So is this rail-roading due to the constraints of the story and time line, or is it just limited options for the players. And is the BIG PICTURE constraints really a rail-road, or simply the choice they made at the very beginning and they are following it through. In this game the players are told what is expected of them at the start (well some of it) and they chose to do it or not... of course if they don't the game simply ends because I haven't got a story line for anything else. And if they don't make the choice of being 'Heroes', and saving the world, then there is no point in the game.
So is it rail-roading if the GM takes on the role of authority telling them what to do? The players are not god, or Emperor, or in any position of power at the start of the game, other than being heroes. In a real Roman world they are either bums or soldiers, they have a position in the roman society and they follow the laws and obey the commands they are given. Does a Roman soldier have any ability to dis-obey his Tribune and get away with it. If your players are going to play legionnaires do they have any choice when the GM, acting as a superior officer, gives them an order...?

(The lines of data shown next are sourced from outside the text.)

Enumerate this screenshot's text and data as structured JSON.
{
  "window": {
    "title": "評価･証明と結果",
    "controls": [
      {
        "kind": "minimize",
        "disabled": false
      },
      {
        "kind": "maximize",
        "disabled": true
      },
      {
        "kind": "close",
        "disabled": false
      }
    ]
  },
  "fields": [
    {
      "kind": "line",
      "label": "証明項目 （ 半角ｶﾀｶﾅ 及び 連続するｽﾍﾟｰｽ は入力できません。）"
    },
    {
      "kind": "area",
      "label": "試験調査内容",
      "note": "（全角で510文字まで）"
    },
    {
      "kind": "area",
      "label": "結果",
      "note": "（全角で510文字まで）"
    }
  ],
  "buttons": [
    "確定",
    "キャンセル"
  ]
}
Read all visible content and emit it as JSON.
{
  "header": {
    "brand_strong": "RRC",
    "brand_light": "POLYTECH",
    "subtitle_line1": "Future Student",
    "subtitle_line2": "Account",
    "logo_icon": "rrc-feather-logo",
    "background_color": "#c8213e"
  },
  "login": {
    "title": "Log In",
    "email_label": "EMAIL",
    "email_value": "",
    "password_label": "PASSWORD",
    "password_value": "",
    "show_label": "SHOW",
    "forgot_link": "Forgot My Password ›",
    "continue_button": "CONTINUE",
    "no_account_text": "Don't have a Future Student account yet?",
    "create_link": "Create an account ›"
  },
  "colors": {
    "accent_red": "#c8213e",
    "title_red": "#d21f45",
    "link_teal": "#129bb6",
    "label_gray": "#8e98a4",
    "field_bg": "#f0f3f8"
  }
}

Role playing in a real world scenario requires a certain degree of acceptance of the constraints placed on them to conform to the norms of that world. In a fantasy world the players are anarchists and can go and do what they like, but in a real Rome they conform or they suffer.
I hope this is not rail-roading, it is simply good role playing.